Requiem for a Beast: a work for image, word and music
Hachette Livre/Lothian Children’s Books, 2007.
Book and CD
Ages 12 - adult
Requiem for a Beast is a genre-busting work of startling imaginative power: a formal requiem expressing loss and grief across media and cultures. In four sections with Latin titles taken from the text of the Requiem (Dies Irae, Mors Stupebit et Natura, Lacrymosa, Pie Jesu), Matt Ottley tells the story of a nameless white Sydney, Australia, boy working in the outback as a novice stockman.
A terrifying bull menaces the boy and the adult stockmen. To the boy, the bull is the physical manifestation of his troubled dreams, haunted by a form-changing beast like the centaur or minotaur he learned about during a museum visit with his father. He has recently heard an aboriginal elder’s account of her incarceration as a member of the stolen generation.* He has also discovered that his father is plagued by the memory of witnessing long ago the murder of a young aboriginal boy whom he did nothing to save. The dream beast, readers realize, may also represent the complicated communal history of Australian injustice, guilt, remorse, and longing for redemption.

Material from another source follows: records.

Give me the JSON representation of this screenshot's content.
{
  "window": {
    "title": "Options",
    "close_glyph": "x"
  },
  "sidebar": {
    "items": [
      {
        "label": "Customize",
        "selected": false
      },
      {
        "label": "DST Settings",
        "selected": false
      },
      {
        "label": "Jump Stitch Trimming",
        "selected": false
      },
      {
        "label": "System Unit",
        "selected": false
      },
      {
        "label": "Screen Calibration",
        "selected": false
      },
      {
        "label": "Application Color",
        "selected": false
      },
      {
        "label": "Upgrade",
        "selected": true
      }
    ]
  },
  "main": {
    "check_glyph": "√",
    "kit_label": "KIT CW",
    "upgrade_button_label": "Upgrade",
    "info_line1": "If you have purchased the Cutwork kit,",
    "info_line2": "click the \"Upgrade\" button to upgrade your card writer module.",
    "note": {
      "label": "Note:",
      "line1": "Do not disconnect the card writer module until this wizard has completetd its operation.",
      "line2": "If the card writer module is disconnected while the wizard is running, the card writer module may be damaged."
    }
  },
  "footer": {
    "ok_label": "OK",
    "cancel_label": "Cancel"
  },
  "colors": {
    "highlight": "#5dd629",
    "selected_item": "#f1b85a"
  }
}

Ottley’s text begins “It’s our memories that make us. This country, these hills you see; this is my mother’s country, and her mother’s too.” The words convey the distinctive rhythms of aboriginal-inflected English. The accompanying CD is a composition integrating Ottley’s recordings of Bundjalung language songs and narrative with his lovely original Latin Requiem for sextet and soprano. Lyrics are printed at the back of the book along with author’s notes on the Bundjalung language and other reference sources.
This story of the boy’s courageous encounter with the bull unfolds through various textual and visual formats: third person narrative, hand printed journal-like entries, the aboriginal elder’s story in italics, a sans serif font for museum legends. Ottley’s oil paintings both illustrate the text and sometimes carry the story alone, graphic novel style. From idyllic outback landscapes and poignant depictions of aboriginal children to astonishingly energetic portraits of stockmen, horses and the beast, Ottley’s talent explodes from the page.
Requiem for a Beast became controversial in Australia after it was mistakenly placed with children’s picture books in a bookstore. Ensuing discussion has raised awareness of how the picture-book genre is growing to encompass young adult and adult literature. Ottley’s masterpiece of sensitive storytelling, painterly expertise, and musical imagination deserves a large international readership.
* The term “stolen generation” refers to Australian aboriginal children taken forcibly from their homes, raised in camps, and denied their language as part of official Australian government policy from 1909 to 1969. During this period, elders were not permitted to transmit their teachings to the next generation, and ancient aboriginal lineages were broken. In February 2008, Australia inaugurated an annual Sorry Day to acknowledge the tremendous wrongs done to Australian aboriginal peoples over centuries of white colonization.